> **PROBLEM**
Give the number of lines in the listing that contain "icon", with no other words.
*** Opening INPUT FOR THIS TASK ***
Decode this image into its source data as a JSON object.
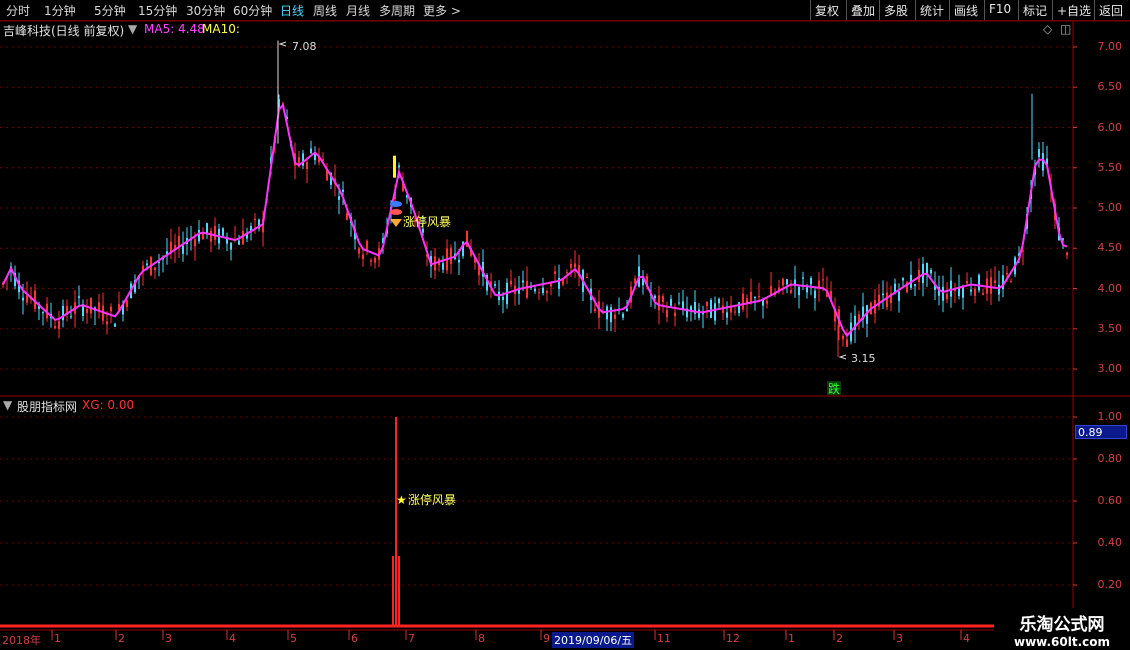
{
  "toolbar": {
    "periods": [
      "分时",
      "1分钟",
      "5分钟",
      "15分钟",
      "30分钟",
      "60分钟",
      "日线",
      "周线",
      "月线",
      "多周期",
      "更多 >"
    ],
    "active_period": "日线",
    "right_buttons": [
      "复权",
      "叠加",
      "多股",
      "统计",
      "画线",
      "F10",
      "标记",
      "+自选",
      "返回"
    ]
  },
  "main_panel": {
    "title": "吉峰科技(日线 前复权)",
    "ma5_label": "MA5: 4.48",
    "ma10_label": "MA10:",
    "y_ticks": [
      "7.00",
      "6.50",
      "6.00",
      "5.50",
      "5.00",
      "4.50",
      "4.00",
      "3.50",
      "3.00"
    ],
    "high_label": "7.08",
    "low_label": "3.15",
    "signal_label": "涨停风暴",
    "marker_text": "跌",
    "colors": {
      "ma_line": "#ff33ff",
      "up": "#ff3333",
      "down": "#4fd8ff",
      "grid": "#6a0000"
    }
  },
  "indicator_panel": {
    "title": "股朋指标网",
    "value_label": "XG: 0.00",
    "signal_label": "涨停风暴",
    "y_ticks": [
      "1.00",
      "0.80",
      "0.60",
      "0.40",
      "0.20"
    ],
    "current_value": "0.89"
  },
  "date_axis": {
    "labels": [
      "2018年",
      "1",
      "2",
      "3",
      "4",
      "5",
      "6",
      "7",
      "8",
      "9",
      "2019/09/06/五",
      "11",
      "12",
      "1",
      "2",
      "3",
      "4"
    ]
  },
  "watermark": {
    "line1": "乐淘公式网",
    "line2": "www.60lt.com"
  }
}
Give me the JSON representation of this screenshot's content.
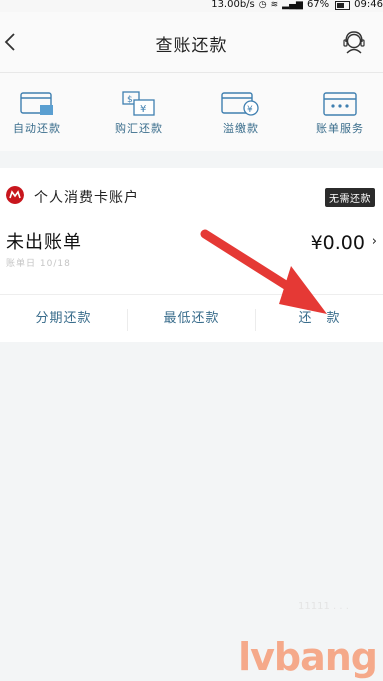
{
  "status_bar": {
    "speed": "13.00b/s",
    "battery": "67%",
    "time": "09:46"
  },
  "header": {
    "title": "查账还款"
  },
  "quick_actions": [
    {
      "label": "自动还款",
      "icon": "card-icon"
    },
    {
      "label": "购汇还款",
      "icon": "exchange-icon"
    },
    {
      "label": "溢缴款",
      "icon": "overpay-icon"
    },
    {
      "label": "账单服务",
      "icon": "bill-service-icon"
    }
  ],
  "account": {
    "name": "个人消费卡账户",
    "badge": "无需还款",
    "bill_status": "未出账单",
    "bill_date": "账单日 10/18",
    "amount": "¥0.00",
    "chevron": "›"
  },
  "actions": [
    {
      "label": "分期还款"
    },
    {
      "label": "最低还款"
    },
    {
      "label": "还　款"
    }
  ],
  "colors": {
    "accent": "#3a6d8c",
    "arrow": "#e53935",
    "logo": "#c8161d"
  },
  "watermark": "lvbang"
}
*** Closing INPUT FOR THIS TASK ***
> **WRITTEN RESPONSE**
4